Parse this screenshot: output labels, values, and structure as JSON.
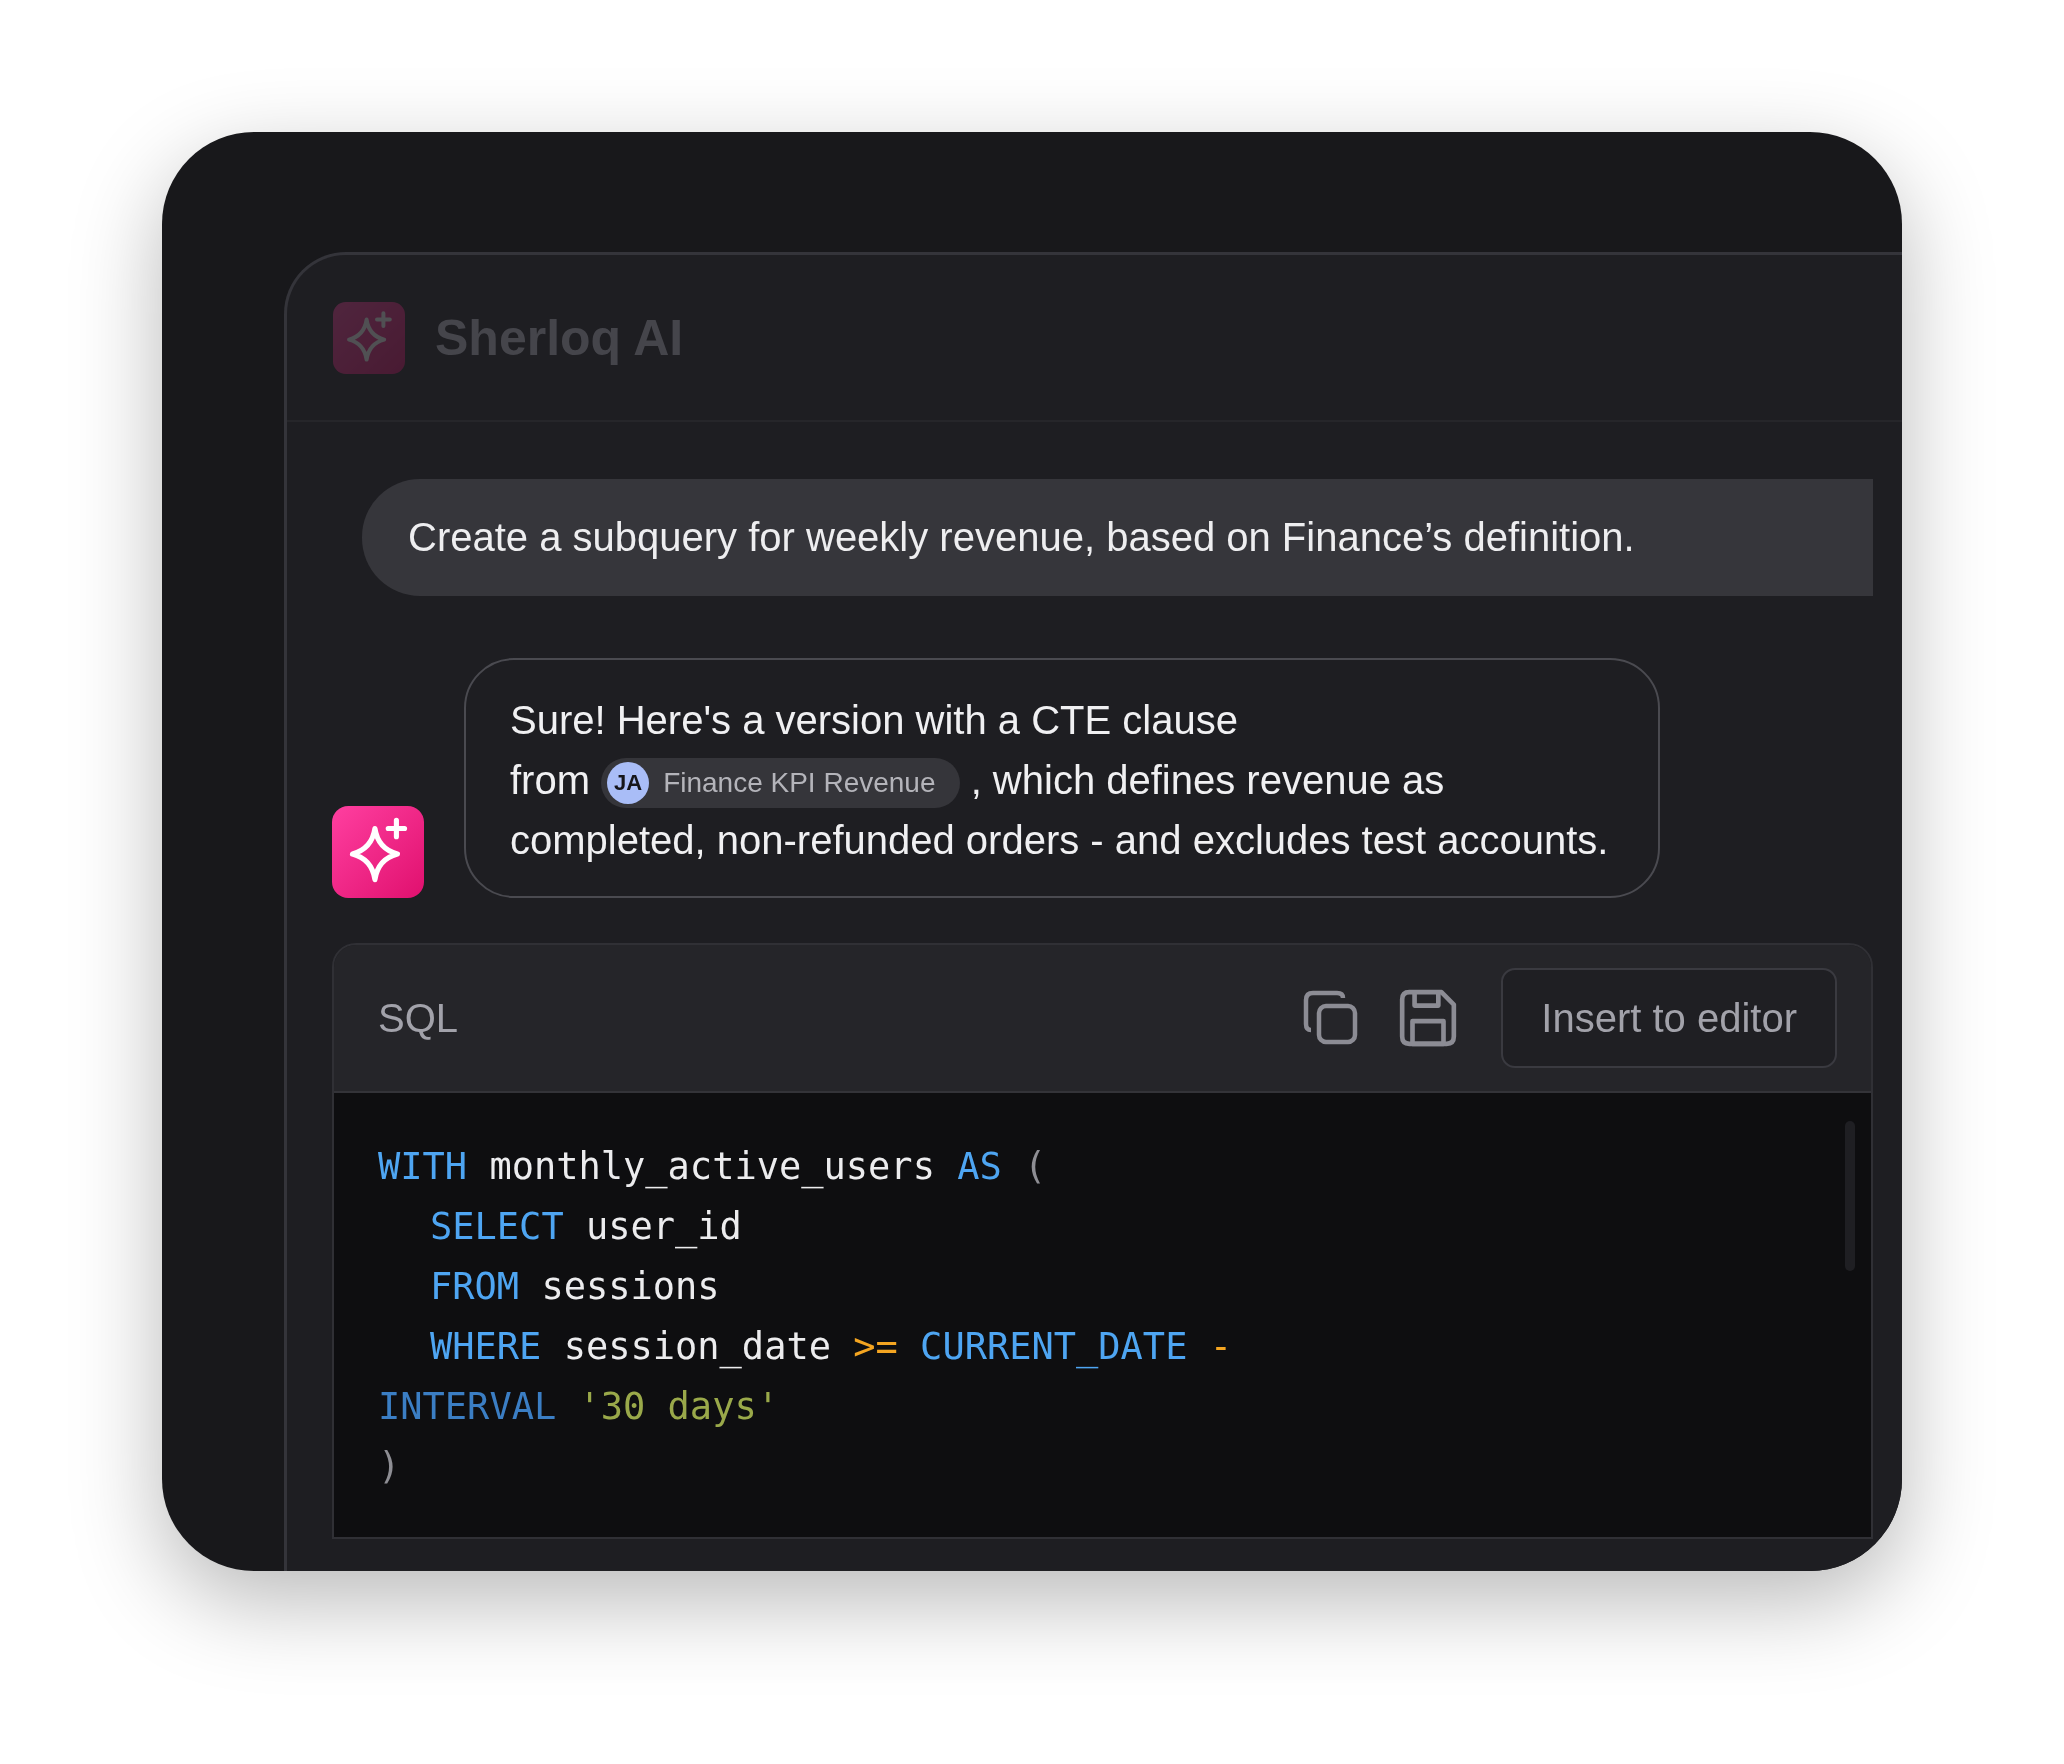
{
  "header": {
    "title": "Sherloq AI",
    "dimmed": true
  },
  "user_message": {
    "text": "Create a subquery for weekly revenue, based on Finance’s definition."
  },
  "ai_message": {
    "segments": [
      {
        "kind": "text",
        "text": "Sure! Here's a version with a CTE clause\nfrom "
      },
      {
        "kind": "chip",
        "initials": "JA",
        "text": "Finance KPI Revenue"
      },
      {
        "kind": "text",
        "text": " , which defines revenue as completed, non-refunded orders - and excludes test accounts."
      }
    ]
  },
  "code_block": {
    "language": "SQL",
    "insert_button": "Insert to editor",
    "lines": [
      {
        "indented": false,
        "tokens": [
          {
            "kind": "keyword",
            "text": "WITH"
          },
          {
            "kind": "ident",
            "text": " monthly_active_users "
          },
          {
            "kind": "keyword",
            "text": "AS"
          },
          {
            "kind": "punct",
            "text": " ("
          }
        ]
      },
      {
        "indented": true,
        "tokens": [
          {
            "kind": "keyword",
            "text": "SELECT"
          },
          {
            "kind": "ident",
            "text": " user_id"
          }
        ]
      },
      {
        "indented": true,
        "tokens": [
          {
            "kind": "keyword",
            "text": "FROM"
          },
          {
            "kind": "ident",
            "text": " sessions"
          }
        ]
      },
      {
        "indented": true,
        "tokens": [
          {
            "kind": "keyword",
            "text": "WHERE"
          },
          {
            "kind": "ident",
            "text": " session_date "
          },
          {
            "kind": "operator",
            "text": ">="
          },
          {
            "kind": "keyword",
            "text": " CURRENT_DATE "
          },
          {
            "kind": "operator",
            "text": "-"
          }
        ]
      },
      {
        "indented": false,
        "tokens": [
          {
            "kind": "type",
            "text": "INTERVAL"
          },
          {
            "kind": "string",
            "text": " '30 days'"
          }
        ]
      },
      {
        "indented": false,
        "tokens": [
          {
            "kind": "punct",
            "text": ")"
          }
        ]
      }
    ]
  }
}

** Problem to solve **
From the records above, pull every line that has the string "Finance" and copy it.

** Expected output **
    "text": "Create a subquery for weekly revenue, based on Finance’s definition."
        "text": "Finance KPI Revenue"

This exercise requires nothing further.